Many people find the holidays a difficult time. Despair and depression affect many people. Loneliness and isolation darkens an increasing number of homes each year. The recession, upside down home prices to mortgages, uncertain job outlooks cause millions to worry and despair. Our government gridlock rushing from one looming shutdown to another impasse.
In addition, certain industries or occupations experience more stress at years’ end than others:
- Retailers obviously experience challenges, pressures, and long days during the holiday season. They do a huge portion of their annual sales in six weeks.
- Accountants close out corporate books and prepare for four months of tax season.
- Airline, hotel, & restaurant workers host large number of guests during the holidays
- UPS, FedEx, and postal workers work more hours and must push more packages

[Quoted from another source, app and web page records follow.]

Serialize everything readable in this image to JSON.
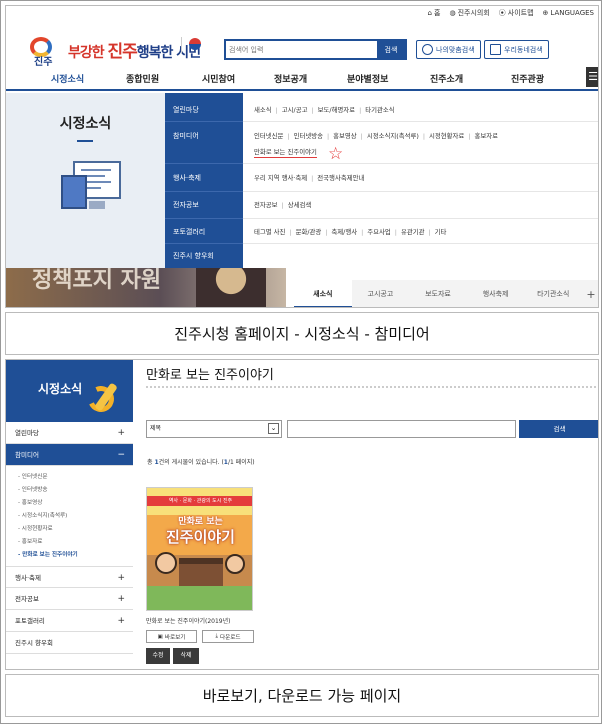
{
  "panel1": {
    "util_links": [
      "홈",
      "진주시의회",
      "사이트맵",
      "LANGUAGES"
    ],
    "logo": {
      "city": "진주",
      "slogan_pre": "부강한 ",
      "slogan_city": "진주",
      "slogan_post": "행복한 시민"
    },
    "search": {
      "placeholder": "검색어 입력",
      "button": "검색"
    },
    "my_search_button": "나의맞춤검색",
    "town_info_button": "우리동네검색",
    "gnb": [
      "시정소식",
      "종합민원",
      "시민참여",
      "정보공개",
      "분야별정보",
      "진주소개",
      "진주관광"
    ],
    "mega": {
      "title": "시정소식",
      "categories": [
        "열린마당",
        "참미디어",
        "행사·축제",
        "전자공보",
        "포토갤러리",
        "진주시 향우회"
      ],
      "subs": {
        "r1": [
          "새소식",
          "고시/공고",
          "보도/해명자료",
          "타기관소식"
        ],
        "r2": [
          "인터넷신문",
          "인터넷방송",
          "홍보영상",
          "시정소식지(촉석루)",
          "시정현황자료",
          "홍보자료"
        ],
        "r2b": "만화로 보는 진주이야기",
        "r3": [
          "우리 지역 행사·축제",
          "전국행사축제안내"
        ],
        "r4": [
          "전자공보",
          "상세검색"
        ],
        "r5": [
          "테그별 사진",
          "문화/관광",
          "축제/행사",
          "주요사업",
          "유관기관",
          "기타"
        ]
      }
    },
    "banner_text": "정책포지 자원",
    "tabs": [
      "새소식",
      "고시공고",
      "보도자료",
      "행사축제",
      "타기관소식"
    ]
  },
  "caption1": "진주시청 홈페이지 - 시정소식 - 참미디어",
  "panel2": {
    "side_title": "시정소식",
    "menu": [
      {
        "label": "열린마당",
        "sign": "+"
      },
      {
        "label": "참미디어",
        "sign": "−"
      },
      {
        "label": "행사·축제",
        "sign": "+"
      },
      {
        "label": "전자공보",
        "sign": "+"
      },
      {
        "label": "포토갤러리",
        "sign": "+"
      },
      {
        "label": "진주시 향우회",
        "sign": ""
      }
    ],
    "submenu": [
      "인터넷신문",
      "인터넷방송",
      "홍보영상",
      "시정소식지(촉석루)",
      "시정현황자료",
      "홍보자료",
      "만화로 보는 진주이야기"
    ],
    "content_title": "만화로 보는 진주이야기",
    "filter": {
      "select_value": "제목",
      "button": "검색"
    },
    "count_text": {
      "pre": "총 ",
      "count": "1",
      "mid": "건의 게시물이 있습니다. (",
      "page": "1",
      "post": "/1 페이지)"
    },
    "thumb": {
      "band": "역사 · 문화 · 관광의 도시 진주",
      "line1": "만화로 보는",
      "line2": "진주이야기"
    },
    "item_caption": "만화로 보는 진주이야기(2019년)",
    "view_button": "바로보기",
    "download_button": "다운로드",
    "edit_button": "수정",
    "delete_button": "삭제"
  },
  "caption2": "바로보기, 다운로드 가능 페이지"
}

- Mental health counselors and therapists cope with an increase of cases and crisis
These represent a small portion of the people who experience added stress during the holidays. Many others carry stress that spills over from the rest of the year. Continual stress saps your energy. In other words, most Americans arrive at the holiday season drained, tried, and worn out.
Engage in Relaxing Activities
The holidays also provide an excellent time to rejuvenate and renew your energies. The proximity of Christmas Eve, Christmas Day, and New Year’s Day allow salaried workers to leverage 3 vacation days into 9. Try doing some of these activities to reduce your stress, increase serenity, and energize your cells:
- Just sit in front of your Christmas tree with the tree lights on and others off
- Take walks in the peaceful times of day (bundle up if its cold, protect nasal passages)
- Take quiet, hot bathes, close your eyes, and imagine your are in a tropical lagoon
- Listen to soothing music in the dark at the end of long day
- Buy or check a meditation or yoga download or DVD and practice it each evening
- Wish 10 people a day a Merry Christmas, Happy Hanukah, Happy Kwanza or holiday
- Read a good book sitting in front of a Christmas tree, fireplace, or soft light
- Make a list of all the good things in your life
- Serve a meal at a homeless shelter, battered women’s shelter or for neighbor in need
- Check into an inexpensive hotel with a pool or hot tub and free breakfast and relax
- Take a cruise or vacation to a tropical location
I hope you find a way to rejuvenate your life and recharge your soul.
Join me Monday when I rejoin our series on leadership with more on Jim Collins Good to Great